■ TASK TO COMPLETE:
Find the lines in the records below that contain "disabled", and report each of them.

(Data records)
<<<<

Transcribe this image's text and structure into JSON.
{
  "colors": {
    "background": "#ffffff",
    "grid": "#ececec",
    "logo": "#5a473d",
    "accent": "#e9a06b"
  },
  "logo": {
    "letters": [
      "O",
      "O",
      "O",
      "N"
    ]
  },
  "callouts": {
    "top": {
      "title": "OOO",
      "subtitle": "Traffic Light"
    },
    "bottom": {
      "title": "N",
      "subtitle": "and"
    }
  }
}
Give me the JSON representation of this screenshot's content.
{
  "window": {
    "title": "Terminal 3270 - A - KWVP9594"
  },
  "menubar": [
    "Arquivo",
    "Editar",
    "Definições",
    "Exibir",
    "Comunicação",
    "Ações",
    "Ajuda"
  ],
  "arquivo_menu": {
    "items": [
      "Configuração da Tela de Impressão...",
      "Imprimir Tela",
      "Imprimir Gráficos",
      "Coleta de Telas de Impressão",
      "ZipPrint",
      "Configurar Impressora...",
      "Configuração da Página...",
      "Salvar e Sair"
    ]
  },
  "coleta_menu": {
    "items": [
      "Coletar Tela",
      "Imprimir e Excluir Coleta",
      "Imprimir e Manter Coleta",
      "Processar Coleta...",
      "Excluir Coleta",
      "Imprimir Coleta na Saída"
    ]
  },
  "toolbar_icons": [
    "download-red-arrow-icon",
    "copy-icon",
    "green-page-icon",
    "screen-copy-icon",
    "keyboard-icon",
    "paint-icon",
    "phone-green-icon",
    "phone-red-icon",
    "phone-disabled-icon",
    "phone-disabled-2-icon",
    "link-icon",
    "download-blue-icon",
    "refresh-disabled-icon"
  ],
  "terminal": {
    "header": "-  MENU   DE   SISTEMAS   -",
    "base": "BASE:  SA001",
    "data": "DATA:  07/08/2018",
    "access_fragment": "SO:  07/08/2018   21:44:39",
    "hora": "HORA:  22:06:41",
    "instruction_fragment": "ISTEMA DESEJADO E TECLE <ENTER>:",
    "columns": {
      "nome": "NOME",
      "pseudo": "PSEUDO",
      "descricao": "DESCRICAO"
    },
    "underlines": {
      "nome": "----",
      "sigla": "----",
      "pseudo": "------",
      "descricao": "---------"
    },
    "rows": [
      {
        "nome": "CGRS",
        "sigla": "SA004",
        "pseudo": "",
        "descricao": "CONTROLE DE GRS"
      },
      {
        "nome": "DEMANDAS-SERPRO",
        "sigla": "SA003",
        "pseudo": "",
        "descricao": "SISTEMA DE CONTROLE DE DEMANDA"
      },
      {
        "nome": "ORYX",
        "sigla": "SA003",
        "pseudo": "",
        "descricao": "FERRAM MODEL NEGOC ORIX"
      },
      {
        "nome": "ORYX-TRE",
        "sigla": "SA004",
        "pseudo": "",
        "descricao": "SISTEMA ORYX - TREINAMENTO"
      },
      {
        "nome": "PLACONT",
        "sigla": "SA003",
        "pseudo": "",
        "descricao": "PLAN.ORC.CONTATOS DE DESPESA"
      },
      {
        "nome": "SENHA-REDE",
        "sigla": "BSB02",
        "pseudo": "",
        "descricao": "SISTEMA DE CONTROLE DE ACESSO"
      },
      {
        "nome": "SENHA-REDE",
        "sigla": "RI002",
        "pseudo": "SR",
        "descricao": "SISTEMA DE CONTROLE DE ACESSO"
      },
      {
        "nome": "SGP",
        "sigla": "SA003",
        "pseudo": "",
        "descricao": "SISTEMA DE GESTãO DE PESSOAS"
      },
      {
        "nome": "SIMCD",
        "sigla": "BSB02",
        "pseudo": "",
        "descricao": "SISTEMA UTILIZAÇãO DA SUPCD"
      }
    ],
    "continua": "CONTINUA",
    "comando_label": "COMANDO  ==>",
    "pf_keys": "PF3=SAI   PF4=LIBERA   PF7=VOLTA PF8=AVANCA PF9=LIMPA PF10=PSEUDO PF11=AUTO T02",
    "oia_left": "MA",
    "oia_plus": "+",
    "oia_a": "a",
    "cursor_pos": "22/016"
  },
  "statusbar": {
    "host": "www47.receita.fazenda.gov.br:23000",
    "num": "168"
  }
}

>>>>

■ TASK RESULT:
    "phone-disabled-icon",
    "phone-disabled-2-icon",
    "refresh-disabled-icon"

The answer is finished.